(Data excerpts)
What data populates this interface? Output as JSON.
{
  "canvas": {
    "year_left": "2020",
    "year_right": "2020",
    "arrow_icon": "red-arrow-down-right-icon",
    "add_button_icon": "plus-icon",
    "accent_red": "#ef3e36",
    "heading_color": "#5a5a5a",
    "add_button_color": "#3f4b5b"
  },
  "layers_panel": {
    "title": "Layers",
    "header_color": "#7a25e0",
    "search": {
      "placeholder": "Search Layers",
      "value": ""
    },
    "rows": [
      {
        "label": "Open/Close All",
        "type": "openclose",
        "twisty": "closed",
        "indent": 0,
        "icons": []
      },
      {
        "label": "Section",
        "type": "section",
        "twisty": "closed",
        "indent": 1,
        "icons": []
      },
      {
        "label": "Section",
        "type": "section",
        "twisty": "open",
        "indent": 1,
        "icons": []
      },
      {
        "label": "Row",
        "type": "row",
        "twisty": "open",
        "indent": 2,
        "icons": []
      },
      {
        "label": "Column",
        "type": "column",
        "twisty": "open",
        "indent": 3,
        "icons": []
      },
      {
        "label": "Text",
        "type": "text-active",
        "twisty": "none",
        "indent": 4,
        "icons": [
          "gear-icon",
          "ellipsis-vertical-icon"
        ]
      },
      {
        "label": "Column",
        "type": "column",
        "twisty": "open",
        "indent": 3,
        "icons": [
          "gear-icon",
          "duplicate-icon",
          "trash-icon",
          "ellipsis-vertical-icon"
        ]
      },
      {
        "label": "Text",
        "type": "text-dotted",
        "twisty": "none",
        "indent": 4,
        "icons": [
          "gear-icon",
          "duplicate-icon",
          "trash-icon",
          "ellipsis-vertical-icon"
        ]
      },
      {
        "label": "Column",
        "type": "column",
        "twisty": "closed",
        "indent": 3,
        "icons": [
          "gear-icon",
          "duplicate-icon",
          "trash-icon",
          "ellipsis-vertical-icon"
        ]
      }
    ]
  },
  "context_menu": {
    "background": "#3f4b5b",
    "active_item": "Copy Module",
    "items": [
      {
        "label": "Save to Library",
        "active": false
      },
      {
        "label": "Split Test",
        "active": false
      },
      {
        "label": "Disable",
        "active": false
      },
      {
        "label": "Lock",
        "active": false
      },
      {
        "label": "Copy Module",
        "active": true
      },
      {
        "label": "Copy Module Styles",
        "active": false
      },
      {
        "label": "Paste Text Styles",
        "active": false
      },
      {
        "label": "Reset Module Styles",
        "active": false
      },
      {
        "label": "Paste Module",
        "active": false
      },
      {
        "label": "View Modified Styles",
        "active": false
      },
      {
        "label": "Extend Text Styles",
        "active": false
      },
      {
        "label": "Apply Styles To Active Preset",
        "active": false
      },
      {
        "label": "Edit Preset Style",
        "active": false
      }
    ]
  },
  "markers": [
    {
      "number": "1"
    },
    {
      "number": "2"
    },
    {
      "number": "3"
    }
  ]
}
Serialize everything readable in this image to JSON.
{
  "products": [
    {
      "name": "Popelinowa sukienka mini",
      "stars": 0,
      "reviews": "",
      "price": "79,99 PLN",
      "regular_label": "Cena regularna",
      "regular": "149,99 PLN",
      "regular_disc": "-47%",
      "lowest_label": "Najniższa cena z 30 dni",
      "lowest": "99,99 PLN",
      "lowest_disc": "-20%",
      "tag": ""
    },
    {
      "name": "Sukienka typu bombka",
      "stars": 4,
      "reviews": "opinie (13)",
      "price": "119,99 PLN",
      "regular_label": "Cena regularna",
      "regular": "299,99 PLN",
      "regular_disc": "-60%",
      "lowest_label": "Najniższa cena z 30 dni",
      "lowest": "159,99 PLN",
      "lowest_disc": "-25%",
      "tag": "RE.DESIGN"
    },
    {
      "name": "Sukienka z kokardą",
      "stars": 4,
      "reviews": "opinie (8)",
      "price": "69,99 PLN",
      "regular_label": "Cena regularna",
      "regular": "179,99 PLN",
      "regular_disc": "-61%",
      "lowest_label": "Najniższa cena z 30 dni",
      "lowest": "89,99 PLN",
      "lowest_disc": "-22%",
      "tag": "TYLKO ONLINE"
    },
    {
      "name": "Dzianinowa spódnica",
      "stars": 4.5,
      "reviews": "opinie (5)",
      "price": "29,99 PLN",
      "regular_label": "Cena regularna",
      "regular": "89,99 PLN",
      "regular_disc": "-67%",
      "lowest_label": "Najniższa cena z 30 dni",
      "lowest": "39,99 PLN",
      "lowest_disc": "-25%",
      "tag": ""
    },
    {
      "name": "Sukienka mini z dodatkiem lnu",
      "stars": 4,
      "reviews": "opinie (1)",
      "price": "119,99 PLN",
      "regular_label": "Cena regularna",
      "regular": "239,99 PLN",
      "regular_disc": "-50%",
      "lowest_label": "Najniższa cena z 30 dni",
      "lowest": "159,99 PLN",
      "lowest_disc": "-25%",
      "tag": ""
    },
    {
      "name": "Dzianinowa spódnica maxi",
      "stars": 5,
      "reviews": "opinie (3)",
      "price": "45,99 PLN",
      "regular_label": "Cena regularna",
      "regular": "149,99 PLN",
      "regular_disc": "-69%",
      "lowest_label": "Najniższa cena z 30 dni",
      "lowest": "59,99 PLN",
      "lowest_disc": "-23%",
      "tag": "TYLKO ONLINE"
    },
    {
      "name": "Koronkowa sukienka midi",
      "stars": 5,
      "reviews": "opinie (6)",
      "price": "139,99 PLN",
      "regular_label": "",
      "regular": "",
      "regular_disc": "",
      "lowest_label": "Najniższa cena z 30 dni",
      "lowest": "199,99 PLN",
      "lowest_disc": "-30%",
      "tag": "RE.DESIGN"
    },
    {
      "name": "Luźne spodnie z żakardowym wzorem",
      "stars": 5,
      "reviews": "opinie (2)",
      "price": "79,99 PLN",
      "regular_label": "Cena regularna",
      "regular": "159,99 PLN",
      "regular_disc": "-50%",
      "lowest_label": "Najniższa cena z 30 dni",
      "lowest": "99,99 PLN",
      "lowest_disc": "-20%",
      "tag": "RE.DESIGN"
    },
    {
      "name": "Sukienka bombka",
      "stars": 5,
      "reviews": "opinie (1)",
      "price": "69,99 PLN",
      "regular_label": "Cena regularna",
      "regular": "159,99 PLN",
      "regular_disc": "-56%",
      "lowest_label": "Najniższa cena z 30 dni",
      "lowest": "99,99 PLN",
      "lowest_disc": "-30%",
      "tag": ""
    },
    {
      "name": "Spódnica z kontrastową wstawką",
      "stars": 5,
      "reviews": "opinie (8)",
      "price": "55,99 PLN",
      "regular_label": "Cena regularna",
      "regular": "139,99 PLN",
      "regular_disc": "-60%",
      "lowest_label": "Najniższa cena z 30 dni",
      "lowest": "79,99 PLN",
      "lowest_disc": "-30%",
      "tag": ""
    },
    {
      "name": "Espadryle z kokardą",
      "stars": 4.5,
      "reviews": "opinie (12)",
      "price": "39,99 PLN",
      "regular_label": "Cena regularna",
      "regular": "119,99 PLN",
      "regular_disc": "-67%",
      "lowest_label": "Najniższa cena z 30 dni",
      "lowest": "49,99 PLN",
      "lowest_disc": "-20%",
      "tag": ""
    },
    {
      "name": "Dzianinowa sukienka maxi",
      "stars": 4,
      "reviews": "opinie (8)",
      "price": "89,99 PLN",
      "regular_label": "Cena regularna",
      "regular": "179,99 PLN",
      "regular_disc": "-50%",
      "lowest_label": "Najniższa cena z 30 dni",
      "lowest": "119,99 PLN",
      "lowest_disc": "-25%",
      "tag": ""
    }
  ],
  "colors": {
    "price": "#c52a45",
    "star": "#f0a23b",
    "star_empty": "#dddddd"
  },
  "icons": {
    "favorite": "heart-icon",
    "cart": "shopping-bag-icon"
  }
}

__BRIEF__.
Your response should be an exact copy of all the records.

__OUTPUT FOR THIS TASK__.
What data populates this interface? Output as JSON.
{
  "canvas": {
    "year_left": "2020",
    "year_right": "2020",
    "arrow_icon": "red-arrow-down-right-icon",
    "add_button_icon": "plus-icon",
    "accent_red": "#ef3e36",
    "heading_color": "#5a5a5a",
    "add_button_color": "#3f4b5b"
  },
  "layers_panel": {
    "title": "Layers",
    "header_color": "#7a25e0",
    "search": {
      "placeholder": "Search Layers",
      "value": ""
    },
    "rows": [
      {
        "label": "Open/Close All",
        "type": "openclose",
        "twisty": "closed",
        "indent": 0,
        "icons": []
      },
      {
        "label": "Section",
        "type": "section",
        "twisty": "closed",
        "indent": 1,
        "icons": []
      },
      {
        "label": "Section",
        "type": "section",
        "twisty": "open",
        "indent": 1,
        "icons": []
      },
      {
        "label": "Row",
        "type": "row",
        "twisty": "open",
        "indent": 2,
        "icons": []
      },
      {
        "label": "Column",
        "type": "column",
        "twisty": "open",
        "indent": 3,
        "icons": []
      },
      {
        "label": "Text",
        "type": "text-active",
        "twisty": "none",
        "indent": 4,
        "icons": [
          "gear-icon",
          "ellipsis-vertical-icon"
        ]
      },
      {
        "label": "Column",
        "type": "column",
        "twisty": "open",
        "indent": 3,
        "icons": [
          "gear-icon",
          "duplicate-icon",
          "trash-icon",
          "ellipsis-vertical-icon"
        ]
      },
      {
        "label": "Text",
        "type": "text-dotted",
        "twisty": "none",
        "indent": 4,
        "icons": [
          "gear-icon",
          "duplicate-icon",
          "trash-icon",
          "ellipsis-vertical-icon"
        ]
      },
      {
        "label": "Column",
        "type": "column",
        "twisty": "closed",
        "indent": 3,
        "icons": [
          "gear-icon",
          "duplicate-icon",
          "trash-icon",
          "ellipsis-vertical-icon"
        ]
      }
    ]
  },
  "context_menu": {
    "background": "#3f4b5b",
    "active_item": "Copy Module",
    "items": [
      {
        "label": "Save to Library",
        "active": false
      },
      {
        "label": "Split Test",
        "active": false
      },
      {
        "label": "Disable",
        "active": false
      },
      {
        "label": "Lock",
        "active": false
      },
      {
        "label": "Copy Module",
        "active": true
      },
      {
        "label": "Copy Module Styles",
        "active": false
      },
      {
        "label": "Paste Text Styles",
        "active": false
      },
      {
        "label": "Reset Module Styles",
        "active": false
      },
      {
        "label": "Paste Module",
        "active": false
      },
      {
        "label": "View Modified Styles",
        "active": false
      },
      {
        "label": "Extend Text Styles",
        "active": false
      },
      {
        "label": "Apply Styles To Active Preset",
        "active": false
      },
      {
        "label": "Edit Preset Style",
        "active": false
      }
    ]
  },
  "markers": [
    {
      "number": "1"
    },
    {
      "number": "2"
    },
    {
      "number": "3"
    }
  ]
}
Serialize everything readable in this image to JSON.
{
  "products": [
    {
      "name": "Popelinowa sukienka mini",
      "stars": 0,
      "reviews": "",
      "price": "79,99 PLN",
      "regular_label": "Cena regularna",
      "regular": "149,99 PLN",
      "regular_disc": "-47%",
      "lowest_label": "Najniższa cena z 30 dni",
      "lowest": "99,99 PLN",
      "lowest_disc": "-20%",
      "tag": ""
    },
    {
      "name": "Sukienka typu bombka",
      "stars": 4,
      "reviews": "opinie (13)",
      "price": "119,99 PLN",
      "regular_label": "Cena regularna",
      "regular": "299,99 PLN",
      "regular_disc": "-60%",
      "lowest_label": "Najniższa cena z 30 dni",
      "lowest": "159,99 PLN",
      "lowest_disc": "-25%",
      "tag": "RE.DESIGN"
    },
    {
      "name": "Sukienka z kokardą",
      "stars": 4,
      "reviews": "opinie (8)",
      "price": "69,99 PLN",
      "regular_label": "Cena regularna",
      "regular": "179,99 PLN",
      "regular_disc": "-61%",
      "lowest_label": "Najniższa cena z 30 dni",
      "lowest": "89,99 PLN",
      "lowest_disc": "-22%",
      "tag": "TYLKO ONLINE"
    },
    {
      "name": "Dzianinowa spódnica",
      "stars": 4.5,
      "reviews": "opinie (5)",
      "price": "29,99 PLN",
      "regular_label": "Cena regularna",
      "regular": "89,99 PLN",
      "regular_disc": "-67%",
      "lowest_label": "Najniższa cena z 30 dni",
      "lowest": "39,99 PLN",
      "lowest_disc": "-25%",
      "tag": ""
    },
    {
      "name": "Sukienka mini z dodatkiem lnu",
      "stars": 4,
      "reviews": "opinie (1)",
      "price": "119,99 PLN",
      "regular_label": "Cena regularna",
      "regular": "239,99 PLN",
      "regular_disc": "-50%",
      "lowest_label": "Najniższa cena z 30 dni",
      "lowest": "159,99 PLN",
      "lowest_disc": "-25%",
      "tag": ""
    },
    {
      "name": "Dzianinowa spódnica maxi",
      "stars": 5,
      "reviews": "opinie (3)",
      "price": "45,99 PLN",
      "regular_label": "Cena regularna",
      "regular": "149,99 PLN",
      "regular_disc": "-69%",
      "lowest_label": "Najniższa cena z 30 dni",
      "lowest": "59,99 PLN",
      "lowest_disc": "-23%",
      "tag": "TYLKO ONLINE"
    },
    {
      "name": "Koronkowa sukienka midi",
      "stars": 5,
      "reviews": "opinie (6)",
      "price": "139,99 PLN",
      "regular_label": "",
      "regular": "",
      "regular_disc": "",
      "lowest_label": "Najniższa cena z 30 dni",
      "lowest": "199,99 PLN",
      "lowest_disc": "-30%",
      "tag": "RE.DESIGN"
    },
    {
      "name": "Luźne spodnie z żakardowym wzorem",
      "stars": 5,
      "reviews": "opinie (2)",
      "price": "79,99 PLN",
      "regular_label": "Cena regularna",
      "regular": "159,99 PLN",
      "regular_disc": "-50%",
      "lowest_label": "Najniższa cena z 30 dni",
      "lowest": "99,99 PLN",
      "lowest_disc": "-20%",
      "tag": "RE.DESIGN"
    },
    {
      "name": "Sukienka bombka",
      "stars": 5,
      "reviews": "opinie (1)",
      "price": "69,99 PLN",
      "regular_label": "Cena regularna",
      "regular": "159,99 PLN",
      "regular_disc": "-56%",
      "lowest_label": "Najniższa cena z 30 dni",
      "lowest": "99,99 PLN",
      "lowest_disc": "-30%",
      "tag": ""
    },
    {
      "name": "Spódnica z kontrastową wstawką",
      "stars": 5,
      "reviews": "opinie (8)",
      "price": "55,99 PLN",
      "regular_label": "Cena regularna",
      "regular": "139,99 PLN",
      "regular_disc": "-60%",
      "lowest_label": "Najniższa cena z 30 dni",
      "lowest": "79,99 PLN",
      "lowest_disc": "-30%",
      "tag": ""
    },
    {
      "name": "Espadryle z kokardą",
      "stars": 4.5,
      "reviews": "opinie (12)",
      "price": "39,99 PLN",
      "regular_label": "Cena regularna",
      "regular": "119,99 PLN",
      "regular_disc": "-67%",
      "lowest_label": "Najniższa cena z 30 dni",
      "lowest": "49,99 PLN",
      "lowest_disc": "-20%",
      "tag": ""
    },
    {
      "name": "Dzianinowa sukienka maxi",
      "stars": 4,
      "reviews": "opinie (8)",
      "price": "89,99 PLN",
      "regular_label": "Cena regularna",
      "regular": "179,99 PLN",
      "regular_disc": "-50%",
      "lowest_label": "Najniższa cena z 30 dni",
      "lowest": "119,99 PLN",
      "lowest_disc": "-25%",
      "tag": ""
    }
  ],
  "colors": {
    "price": "#c52a45",
    "star": "#f0a23b",
    "star_empty": "#dddddd"
  },
  "icons": {
    "favorite": "heart-icon",
    "cart": "shopping-bag-icon"
  }
}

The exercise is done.